**Extracted material**
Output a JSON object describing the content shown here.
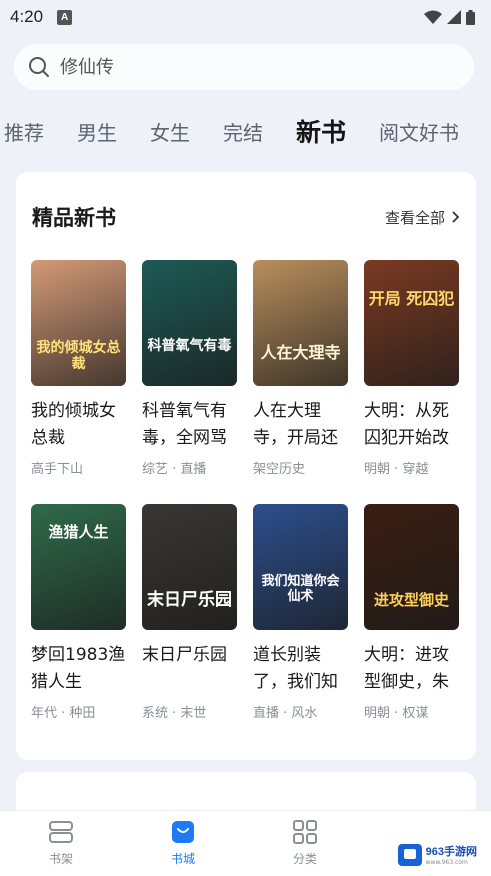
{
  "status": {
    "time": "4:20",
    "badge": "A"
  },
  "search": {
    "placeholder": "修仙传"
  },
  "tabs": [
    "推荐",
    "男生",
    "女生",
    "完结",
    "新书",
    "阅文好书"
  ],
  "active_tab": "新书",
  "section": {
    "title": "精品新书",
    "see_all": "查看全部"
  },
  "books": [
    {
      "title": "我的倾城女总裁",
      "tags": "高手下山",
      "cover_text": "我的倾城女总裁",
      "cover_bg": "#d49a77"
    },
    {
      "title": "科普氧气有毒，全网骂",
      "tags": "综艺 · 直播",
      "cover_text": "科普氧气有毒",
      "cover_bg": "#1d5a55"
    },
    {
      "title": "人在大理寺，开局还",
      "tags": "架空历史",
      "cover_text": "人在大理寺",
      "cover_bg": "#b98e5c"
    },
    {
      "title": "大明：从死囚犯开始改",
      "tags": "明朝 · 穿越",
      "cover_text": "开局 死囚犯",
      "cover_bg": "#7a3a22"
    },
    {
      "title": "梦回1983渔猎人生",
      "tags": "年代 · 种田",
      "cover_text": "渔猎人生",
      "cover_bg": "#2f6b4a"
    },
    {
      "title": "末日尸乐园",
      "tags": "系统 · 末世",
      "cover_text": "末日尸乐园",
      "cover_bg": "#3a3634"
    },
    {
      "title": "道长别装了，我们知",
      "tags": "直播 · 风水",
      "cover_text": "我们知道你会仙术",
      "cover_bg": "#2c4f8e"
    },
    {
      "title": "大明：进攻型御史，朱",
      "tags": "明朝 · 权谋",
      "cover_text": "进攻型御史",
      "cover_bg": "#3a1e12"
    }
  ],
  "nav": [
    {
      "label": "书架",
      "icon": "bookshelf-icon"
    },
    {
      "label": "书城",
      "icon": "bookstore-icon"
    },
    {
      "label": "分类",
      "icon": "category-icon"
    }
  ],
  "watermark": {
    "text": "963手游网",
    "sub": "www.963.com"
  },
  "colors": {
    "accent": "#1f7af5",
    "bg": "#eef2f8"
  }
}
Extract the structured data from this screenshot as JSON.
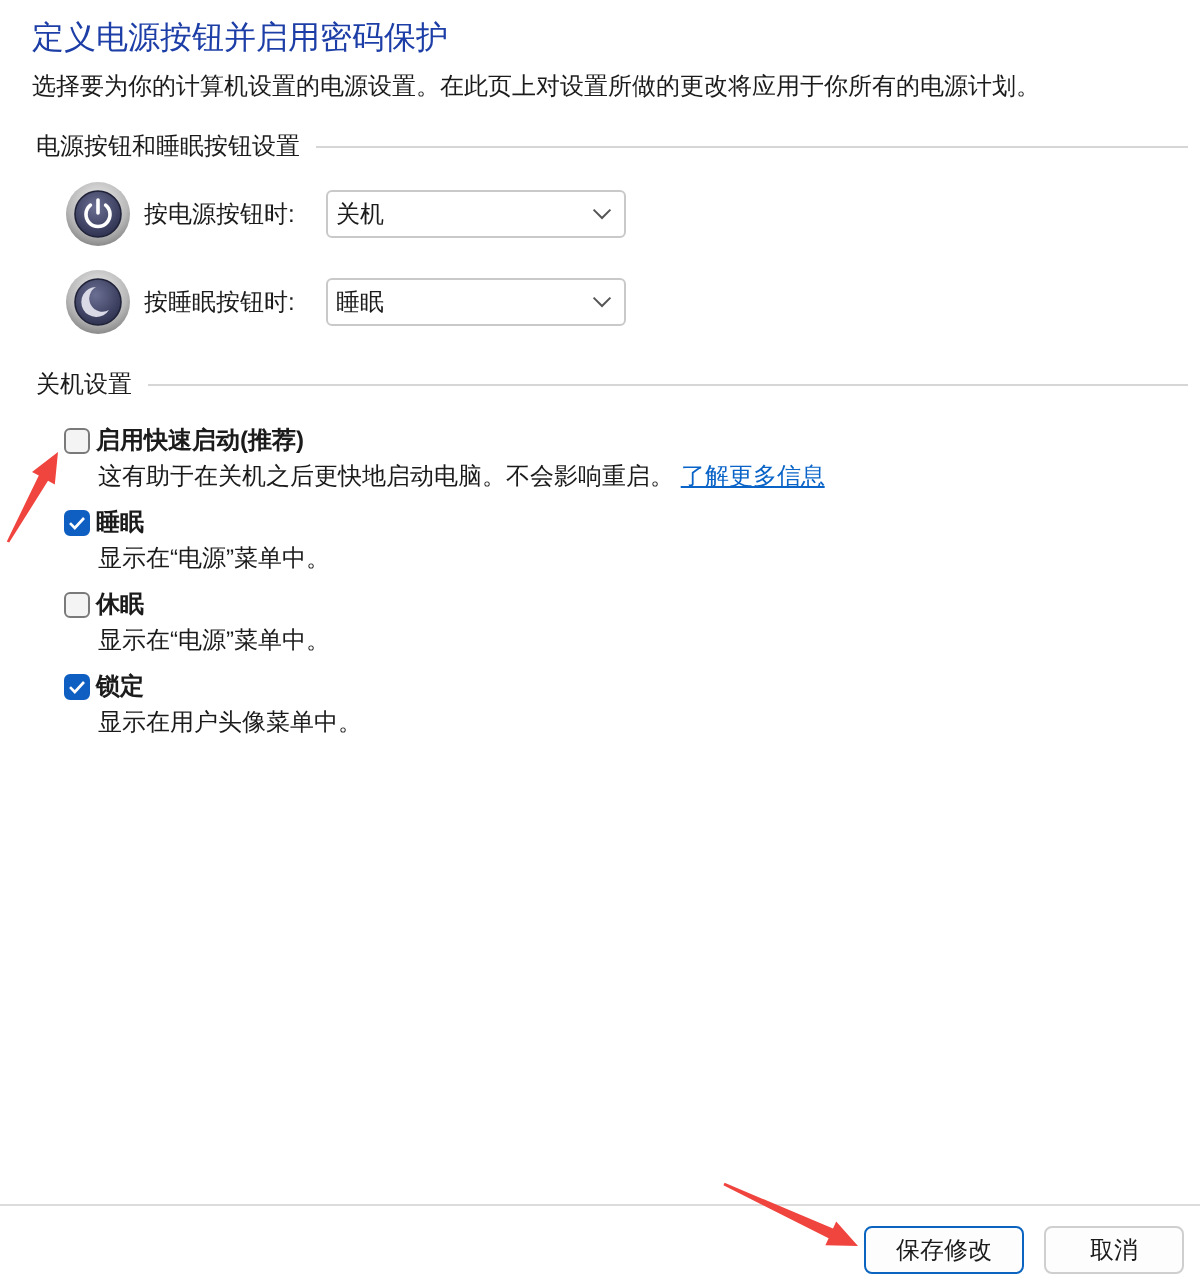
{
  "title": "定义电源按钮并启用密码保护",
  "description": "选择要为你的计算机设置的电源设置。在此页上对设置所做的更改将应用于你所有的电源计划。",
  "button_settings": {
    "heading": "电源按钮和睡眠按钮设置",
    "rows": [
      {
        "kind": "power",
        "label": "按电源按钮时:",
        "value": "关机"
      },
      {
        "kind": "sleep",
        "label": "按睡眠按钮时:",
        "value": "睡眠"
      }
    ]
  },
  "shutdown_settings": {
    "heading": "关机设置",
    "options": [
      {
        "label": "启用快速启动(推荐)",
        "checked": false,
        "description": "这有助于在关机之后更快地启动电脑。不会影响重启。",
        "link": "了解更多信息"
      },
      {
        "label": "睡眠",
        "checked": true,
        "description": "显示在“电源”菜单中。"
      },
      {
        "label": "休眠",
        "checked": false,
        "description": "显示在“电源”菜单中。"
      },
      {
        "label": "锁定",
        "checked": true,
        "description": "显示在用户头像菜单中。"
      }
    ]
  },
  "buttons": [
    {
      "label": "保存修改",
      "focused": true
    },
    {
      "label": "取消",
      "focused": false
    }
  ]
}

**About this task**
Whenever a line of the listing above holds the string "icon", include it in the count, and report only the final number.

**Reply**
3